# Required work
Return the whole listing, line for line, without the pictures in it.
......
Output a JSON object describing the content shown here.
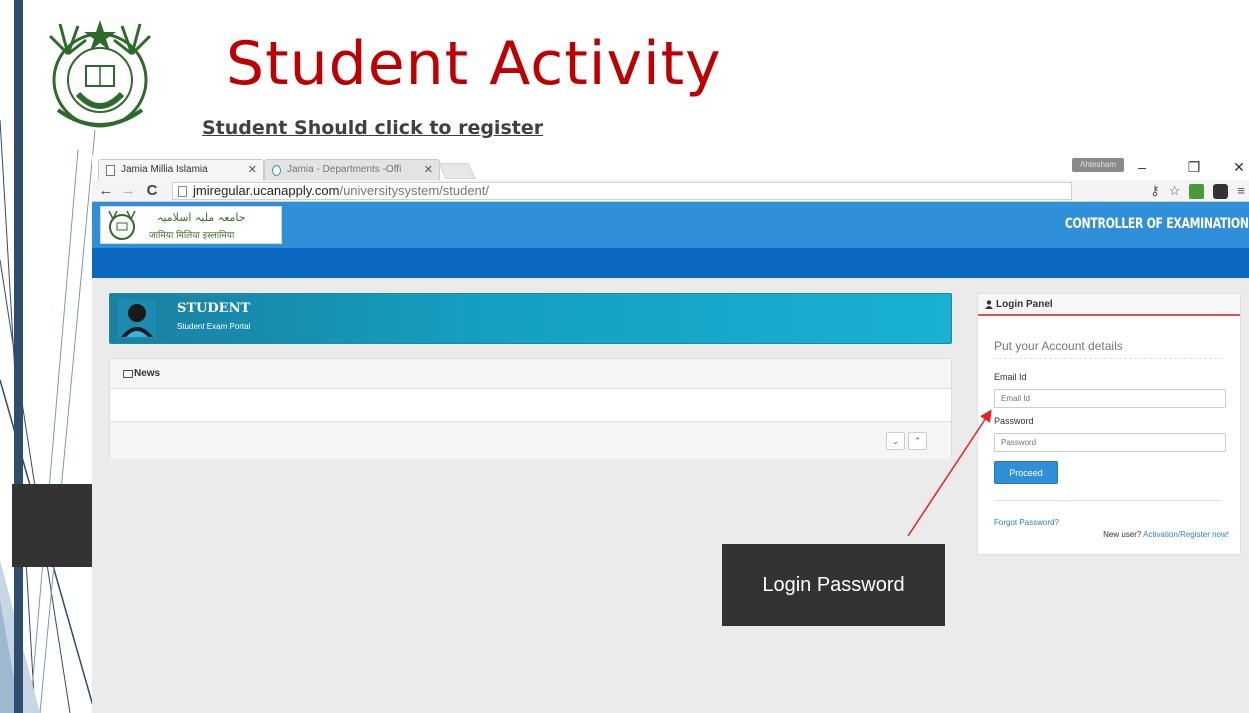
{
  "slide": {
    "title": "Student Activity",
    "subtitle": "Student Should click to register"
  },
  "browser": {
    "tabs": [
      {
        "label": "Jamia Millia Islamia",
        "active": true
      },
      {
        "label": "Jamia - Departments -Offi",
        "active": false
      }
    ],
    "user_badge": "Ahtesham",
    "url_host": "jmiregular.ucanapply.com",
    "url_path": "/universitysystem/student/",
    "window_buttons": [
      "–",
      "❐",
      "✕"
    ]
  },
  "site": {
    "logo_urdu": "جامعہ ملیہ اسلامیہ",
    "logo_hindi": "जामिया मिलिया इस्लामिया",
    "controller": "CONTROLLER OF EXAMINATION"
  },
  "student_banner": {
    "title": "STUDENT",
    "subtitle": "Student Exam Portal"
  },
  "news": {
    "title": "News",
    "down_btn": "⌄",
    "up_btn": "⌃"
  },
  "login": {
    "panel_title": "Login Panel",
    "lead": "Put your Account details",
    "email_label": "Email Id",
    "email_placeholder": "Email Id",
    "password_label": "Password",
    "password_placeholder": "Password",
    "proceed": "Proceed",
    "forgot": "Forgot Password?",
    "newuser_text": "New user?",
    "register_link": "Activation/Register now!"
  },
  "annotation": {
    "callout": "Login Password"
  },
  "colors": {
    "title_red": "#c00000",
    "header_blue": "#2f8fd8",
    "nav_blue": "#0a68c0",
    "banner_teal": "#14a0c2",
    "callout_bg": "#333333",
    "arrow_red": "#ee1c24"
  }
}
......
# Task result
Output a JSON object describing the content shown here.
{
  "slide": {
    "title": "Student Activity",
    "subtitle": "Student Should click to register"
  },
  "browser": {
    "tabs": [
      {
        "label": "Jamia Millia Islamia",
        "active": true
      },
      {
        "label": "Jamia - Departments -Offi",
        "active": false
      }
    ],
    "user_badge": "Ahtesham",
    "url_host": "jmiregular.ucanapply.com",
    "url_path": "/universitysystem/student/",
    "window_buttons": [
      "–",
      "❐",
      "✕"
    ]
  },
  "site": {
    "logo_urdu": "جامعہ ملیہ اسلامیہ",
    "logo_hindi": "जामिया मिलिया इस्लामिया",
    "controller": "CONTROLLER OF EXAMINATION"
  },
  "student_banner": {
    "title": "STUDENT",
    "subtitle": "Student Exam Portal"
  },
  "news": {
    "title": "News",
    "down_btn": "⌄",
    "up_btn": "⌃"
  },
  "login": {
    "panel_title": "Login Panel",
    "lead": "Put your Account details",
    "email_label": "Email Id",
    "email_placeholder": "Email Id",
    "password_label": "Password",
    "password_placeholder": "Password",
    "proceed": "Proceed",
    "forgot": "Forgot Password?",
    "newuser_text": "New user?",
    "register_link": "Activation/Register now!"
  },
  "annotation": {
    "callout": "Login Password"
  },
  "colors": {
    "title_red": "#c00000",
    "header_blue": "#2f8fd8",
    "nav_blue": "#0a68c0",
    "banner_teal": "#14a0c2",
    "callout_bg": "#333333",
    "arrow_red": "#ee1c24"
  }
}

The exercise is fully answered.